When approaching “the talk,” whether it’s us approaching our loved ones about our own mortality or getting a dying friend or family member to open up about their feelings on finality, it’s important to keep in mind the main goals for everyone: to live – and leave – life without regrets, and to not remain alone in our sadness.
Fears about hurting or scaring a dying friend or family member, as well as altruistic desires to keep loved ones from thinking about or dwelling on impending death are among the major worries that often prevent people from having conversations about death.
However, research shows that when friends and family have open, honest conversations about death, the experience brings them closer to one another and results in all participants having a more hopeful outlook about the future.
In a general sense, people are likely to have six types of conversation where dying is the major theme: conversations about love; identity messages; religious/spiritual talks; everyday talk; difficult relationship talks; and instrumental death talks.
Of course, nothing like impending death can inspire us to tell someone how much we love them, whether it’s a parent finally expressing love withheld from a grown child over a lifetime – even the flip-side of that conversation – or perhaps affirming love in a long-dormant friendship or other relationship. Death-inspired conversations about love fulfil the goal of living and leaving life without regrets.
Identity messages allow us, as we approach the end of our lives, to let certain people know how much they meant to us, or how their role in our lives impacted us. They also give us the opportunity to let someone who is dying understand their role and the impact their time in this life may have had on us.
Death can inspire religious and spiritual conversations even among those who spend a lifetime keeping such thoughts and concerns among their most private, or who might seem among the least religious or spiritual people we know.
And of course, there is what I like to call “everyday talk,” chats about the weather, or sports, or the news of the day, that can ease the stress and strain of coping with impending death. This kind of talk can seem to play into that altruistic desire to keep a loved one from dwelling on death that sometimes keeps us from talking about death at all – but everyday talk is actually an important adjunct to all the other types of conversations about dying.
The difficult relationship talk is one that can cut two ways. For some, death presents an opportunity to heal old wounds and achieve the goal of leaving life without regrets; for others impending death serves as a barrier to unearthing painful memories or confronting people who have not served us well in our lives.
Finally, “instrumental death talks” are most closely attuned to conversations I have with clients around estate planning: who are the people and organizations most important to me, what assets have I built and maintained in my life, and how do I want those assets, people, and organizations to be treated after I’m gone?
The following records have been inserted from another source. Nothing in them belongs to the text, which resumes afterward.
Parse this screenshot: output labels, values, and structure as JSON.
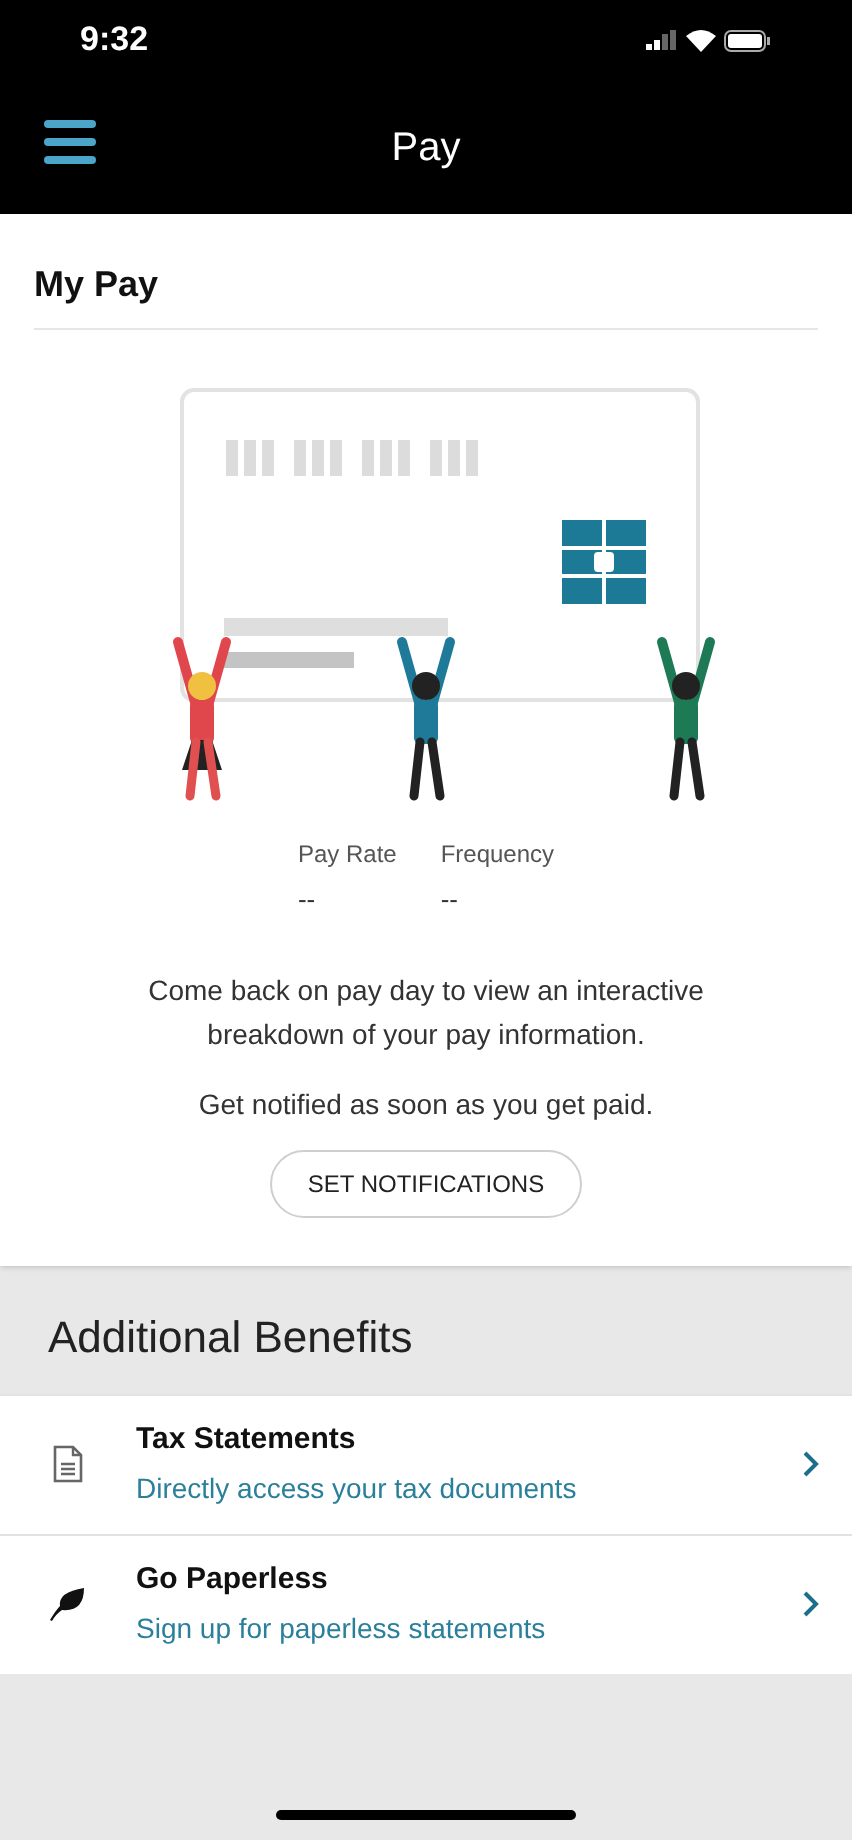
{
  "status_bar": {
    "time": "9:32"
  },
  "header": {
    "title": "Pay"
  },
  "my_pay": {
    "title": "My Pay",
    "stats": [
      {
        "label": "Pay Rate",
        "value": "--"
      },
      {
        "label": "Frequency",
        "value": "--"
      }
    ],
    "message": "Come back on pay day to view an interactive breakdown of your pay information.",
    "notify_text": "Get notified as soon as you get paid.",
    "button": "SET NOTIFICATIONS"
  },
  "additional_benefits": {
    "title": "Additional Benefits",
    "items": [
      {
        "kind": "document",
        "title": "Tax Statements",
        "subtitle": "Directly access your tax documents"
      },
      {
        "kind": "leaf",
        "title": "Go Paperless",
        "subtitle": "Sign up for paperless statements"
      }
    ]
  }
}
There’s a reason it’s called estate “planning” – because it’s always better to have the conversations and make your plans before death becomes the thing we need to talk about most, or want to talk about least.
I encourage people with assets to protect and a legacy they wish to leave to have open and honest instrumental death talks with their loved ones – and with their trusted legal and financial advisors – long before our natural human feelings of immortality wear off.
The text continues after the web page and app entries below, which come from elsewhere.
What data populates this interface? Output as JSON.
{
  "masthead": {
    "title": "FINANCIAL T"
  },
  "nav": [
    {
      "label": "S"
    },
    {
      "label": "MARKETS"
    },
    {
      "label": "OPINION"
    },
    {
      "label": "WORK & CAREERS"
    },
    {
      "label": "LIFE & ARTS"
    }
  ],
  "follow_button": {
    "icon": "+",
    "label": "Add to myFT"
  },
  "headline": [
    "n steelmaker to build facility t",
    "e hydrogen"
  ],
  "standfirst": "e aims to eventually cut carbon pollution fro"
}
I offer that advice not only because it makes good sense and the conversations and planning bring people peace of mind but because having instrumental death talks with the right people today leaves us time and space for all the other types of conversations around death we may want and need to have sometime down the road.